Material to process:
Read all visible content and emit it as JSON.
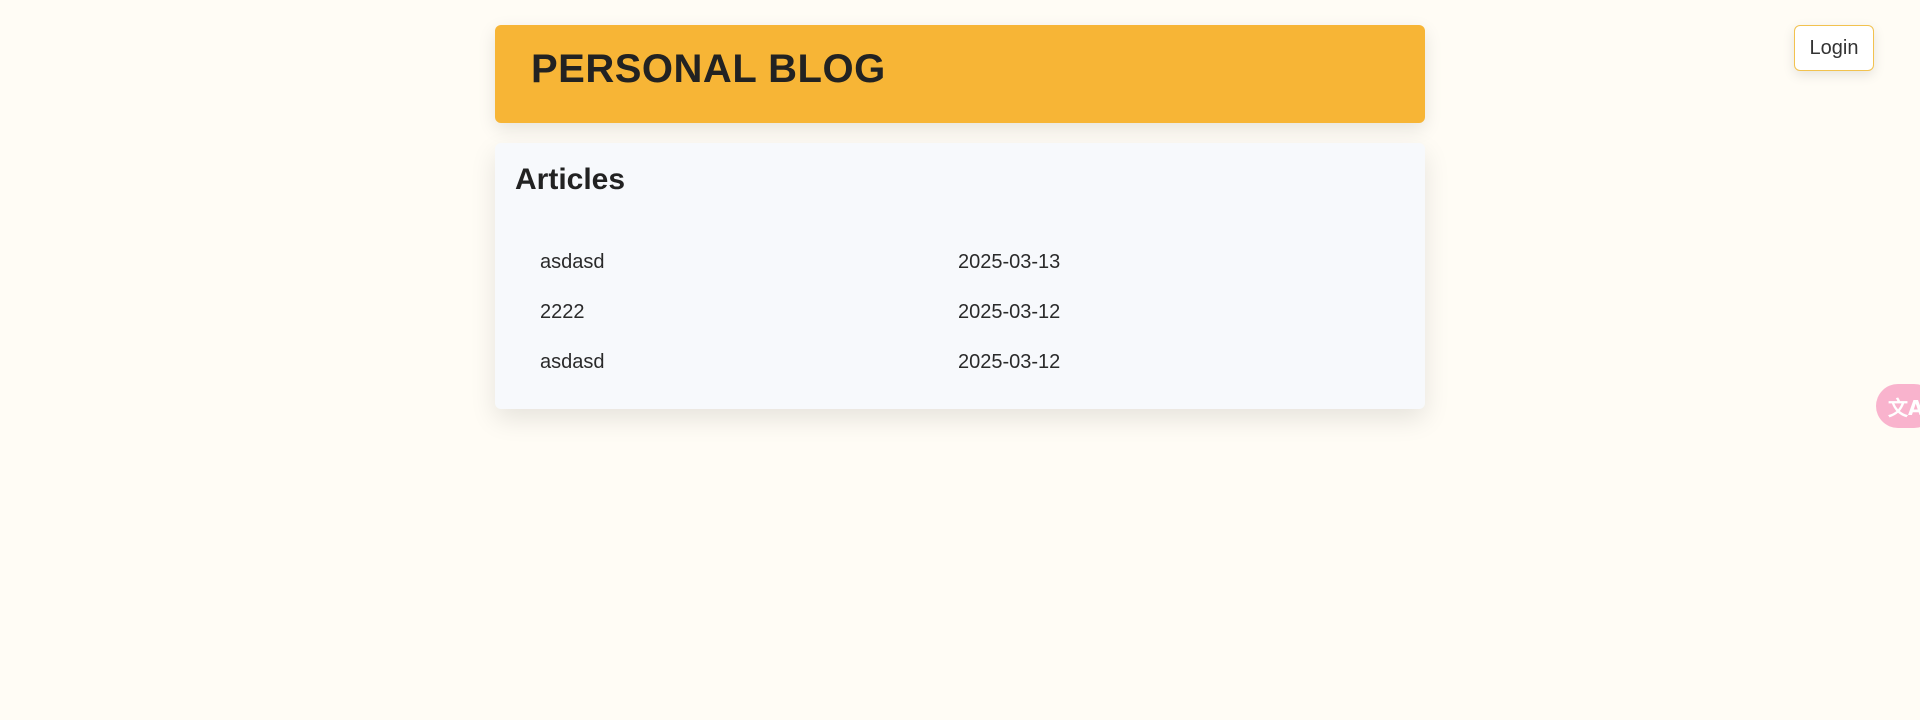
{
  "header": {
    "title": "PERSONAL BLOG"
  },
  "login_button": {
    "label": "Login"
  },
  "articles": {
    "heading": "Articles",
    "items": [
      {
        "title": "asdasd",
        "date": "2025-03-13"
      },
      {
        "title": "2222",
        "date": "2025-03-12"
      },
      {
        "title": "asdasd",
        "date": "2025-03-12"
      }
    ]
  },
  "translate_widget": {
    "icon": "translate-icon",
    "glyph": "文A",
    "color": "#f9b3cd"
  },
  "colors": {
    "page_background": "#fffcf5",
    "header_background": "#f7b536",
    "card_background": "#f7f9fc",
    "login_border": "#f2c24f"
  }
}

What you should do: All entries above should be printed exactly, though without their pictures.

Exercise result:
Read all visible content and emit it as JSON.
{
  "header": {
    "title": "PERSONAL BLOG"
  },
  "login_button": {
    "label": "Login"
  },
  "articles": {
    "heading": "Articles",
    "items": [
      {
        "title": "asdasd",
        "date": "2025-03-13"
      },
      {
        "title": "2222",
        "date": "2025-03-12"
      },
      {
        "title": "asdasd",
        "date": "2025-03-12"
      }
    ]
  },
  "translate_widget": {
    "icon": "translate-icon",
    "glyph": "文A",
    "color": "#f9b3cd"
  },
  "colors": {
    "page_background": "#fffcf5",
    "header_background": "#f7b536",
    "card_background": "#f7f9fc",
    "login_border": "#f2c24f"
  }
}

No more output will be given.